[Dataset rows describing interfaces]
_ _ _ _ _

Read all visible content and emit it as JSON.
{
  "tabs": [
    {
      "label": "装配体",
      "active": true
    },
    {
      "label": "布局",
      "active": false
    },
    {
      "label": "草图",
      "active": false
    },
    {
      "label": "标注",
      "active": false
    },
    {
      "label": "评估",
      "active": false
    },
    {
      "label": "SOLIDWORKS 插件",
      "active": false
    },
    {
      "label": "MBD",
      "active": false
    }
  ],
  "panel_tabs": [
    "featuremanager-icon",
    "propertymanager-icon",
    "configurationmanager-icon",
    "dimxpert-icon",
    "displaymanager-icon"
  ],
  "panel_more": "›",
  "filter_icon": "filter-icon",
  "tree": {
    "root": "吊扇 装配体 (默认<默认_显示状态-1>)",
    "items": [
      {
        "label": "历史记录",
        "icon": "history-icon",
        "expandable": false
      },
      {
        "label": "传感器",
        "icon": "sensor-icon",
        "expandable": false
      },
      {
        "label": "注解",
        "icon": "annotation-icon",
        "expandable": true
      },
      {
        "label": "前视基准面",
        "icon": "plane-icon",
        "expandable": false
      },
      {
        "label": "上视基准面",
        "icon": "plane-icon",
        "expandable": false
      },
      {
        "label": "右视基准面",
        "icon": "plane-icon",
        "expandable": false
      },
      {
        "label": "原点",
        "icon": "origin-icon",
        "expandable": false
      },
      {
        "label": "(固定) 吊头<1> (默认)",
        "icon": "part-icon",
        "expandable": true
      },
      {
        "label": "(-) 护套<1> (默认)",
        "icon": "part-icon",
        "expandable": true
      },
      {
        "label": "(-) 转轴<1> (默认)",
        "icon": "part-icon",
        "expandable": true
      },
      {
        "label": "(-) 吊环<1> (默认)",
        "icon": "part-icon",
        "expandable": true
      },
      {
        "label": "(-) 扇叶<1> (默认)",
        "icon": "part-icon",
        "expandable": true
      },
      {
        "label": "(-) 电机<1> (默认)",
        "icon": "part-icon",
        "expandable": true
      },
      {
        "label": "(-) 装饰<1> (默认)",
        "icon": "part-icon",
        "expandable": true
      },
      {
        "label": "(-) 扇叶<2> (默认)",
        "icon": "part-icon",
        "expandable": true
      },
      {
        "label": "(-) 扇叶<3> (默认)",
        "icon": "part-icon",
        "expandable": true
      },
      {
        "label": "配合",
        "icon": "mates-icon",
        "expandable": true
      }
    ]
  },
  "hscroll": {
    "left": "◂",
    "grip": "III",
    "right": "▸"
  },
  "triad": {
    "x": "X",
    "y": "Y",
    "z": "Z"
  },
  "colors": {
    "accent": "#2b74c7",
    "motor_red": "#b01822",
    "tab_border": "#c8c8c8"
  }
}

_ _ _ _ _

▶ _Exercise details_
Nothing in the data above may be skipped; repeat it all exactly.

▶ _Reply_
Read all visible content and emit it as JSON.
{
  "tabs": [
    {
      "label": "装配体",
      "active": true
    },
    {
      "label": "布局",
      "active": false
    },
    {
      "label": "草图",
      "active": false
    },
    {
      "label": "标注",
      "active": false
    },
    {
      "label": "评估",
      "active": false
    },
    {
      "label": "SOLIDWORKS 插件",
      "active": false
    },
    {
      "label": "MBD",
      "active": false
    }
  ],
  "panel_tabs": [
    "featuremanager-icon",
    "propertymanager-icon",
    "configurationmanager-icon",
    "dimxpert-icon",
    "displaymanager-icon"
  ],
  "panel_more": "›",
  "filter_icon": "filter-icon",
  "tree": {
    "root": "吊扇 装配体 (默认<默认_显示状态-1>)",
    "items": [
      {
        "label": "历史记录",
        "icon": "history-icon",
        "expandable": false
      },
      {
        "label": "传感器",
        "icon": "sensor-icon",
        "expandable": false
      },
      {
        "label": "注解",
        "icon": "annotation-icon",
        "expandable": true
      },
      {
        "label": "前视基准面",
        "icon": "plane-icon",
        "expandable": false
      },
      {
        "label": "上视基准面",
        "icon": "plane-icon",
        "expandable": false
      },
      {
        "label": "右视基准面",
        "icon": "plane-icon",
        "expandable": false
      },
      {
        "label": "原点",
        "icon": "origin-icon",
        "expandable": false
      },
      {
        "label": "(固定) 吊头<1> (默认)",
        "icon": "part-icon",
        "expandable": true
      },
      {
        "label": "(-) 护套<1> (默认)",
        "icon": "part-icon",
        "expandable": true
      },
      {
        "label": "(-) 转轴<1> (默认)",
        "icon": "part-icon",
        "expandable": true
      },
      {
        "label": "(-) 吊环<1> (默认)",
        "icon": "part-icon",
        "expandable": true
      },
      {
        "label": "(-) 扇叶<1> (默认)",
        "icon": "part-icon",
        "expandable": true
      },
      {
        "label": "(-) 电机<1> (默认)",
        "icon": "part-icon",
        "expandable": true
      },
      {
        "label": "(-) 装饰<1> (默认)",
        "icon": "part-icon",
        "expandable": true
      },
      {
        "label": "(-) 扇叶<2> (默认)",
        "icon": "part-icon",
        "expandable": true
      },
      {
        "label": "(-) 扇叶<3> (默认)",
        "icon": "part-icon",
        "expandable": true
      },
      {
        "label": "配合",
        "icon": "mates-icon",
        "expandable": true
      }
    ]
  },
  "hscroll": {
    "left": "◂",
    "grip": "III",
    "right": "▸"
  },
  "triad": {
    "x": "X",
    "y": "Y",
    "z": "Z"
  },
  "colors": {
    "accent": "#2b74c7",
    "motor_red": "#b01822",
    "tab_border": "#c8c8c8"
  }
}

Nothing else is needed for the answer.